|114||LIVES OF EMINENT SCOTSMEN.|
Cleland, [note] Lieut.

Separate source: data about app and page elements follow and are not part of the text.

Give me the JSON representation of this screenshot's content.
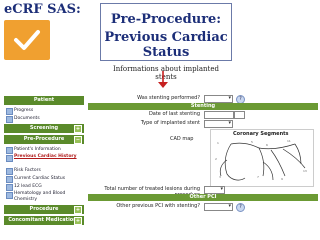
{
  "header": {
    "ecrf_label": "eCRF SAS:",
    "title_line1": "Pre-Procedure:",
    "title_line2": "Previous Cardiac Status",
    "info": "Informations about implanted stents",
    "colors": {
      "title": "#1c2e78",
      "arrow": "#c62020",
      "logo": "#f0a030"
    }
  },
  "sidebar": {
    "sections": [
      {
        "label": "Patient",
        "items": [
          {
            "label": "Progress"
          },
          {
            "label": "Documents"
          }
        ]
      },
      {
        "label": "Screening",
        "items": []
      },
      {
        "label": "Pre-Procedure",
        "items": [
          {
            "label": "Patient's Information"
          },
          {
            "label": "Previous Cardiac History",
            "active": true
          },
          {
            "label": "Risk Factors"
          },
          {
            "label": "Current Cardiac Status"
          },
          {
            "label": "12 lead ECG"
          },
          {
            "label": "Hematology and Blood Chemistry"
          }
        ]
      },
      {
        "label": "Procedure",
        "items": []
      },
      {
        "label": "Concomitant Medications",
        "items": []
      }
    ]
  },
  "form": {
    "q_stenting": "Was stenting performed?",
    "stenting_bar": "Stenting",
    "q_date": "Date of last stenting",
    "q_type": "Type of implanted stent",
    "cad_map": "CAD map",
    "coronary_caption": "Coronary Segments",
    "q_total": "Total number of treated lesions during procedure",
    "other_bar": "Other PCI",
    "q_other": "Other previous PCI with stenting?"
  }
}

Col. of the Cameronian regiment, who fell in the battle of Dunkeld, wrote a volume
| But those who were their chief commanders, |
As such who bore the pirnie standards;
Who led the van, and drove the rear,
Were right well mounted in their gear;
With brogues, trues, and prime plaids,
With good blue bonnets on their heads,
Which on the one side had a flipe
Adorned with a tobacco pipe;
With cork, and snap-work,* and snuff-mill,
A bag which they with onions fill;
And as their strict observers say,
A tupe-horn tilled with usquebay;
A slasht-out coat beneath her plaids,
A targe of timber, nails, and hides,
With a long two-handed sword.
In nothing they're accounted sharp,†
Except in bagpipe and in harp.
| * Pistol. † Skilled. |
|POETS — SUPPLEMENT.||115|
In Watson's [note]
Collection of Scots' Poems, [note] it is said that Lieut.
| In conceit, like Phaëton |
I'll mount Phœbus' chair,
Having ne'er a hat on,
All my hairs a burning,
In my journeying,
Hurrying through the air.
| Fain would I hear his fiery horses neighing! |
And see how they on foaming bits are playing;
All the stars and planets I will be surveying,
Hallo! my fancie, whither wilt thou go?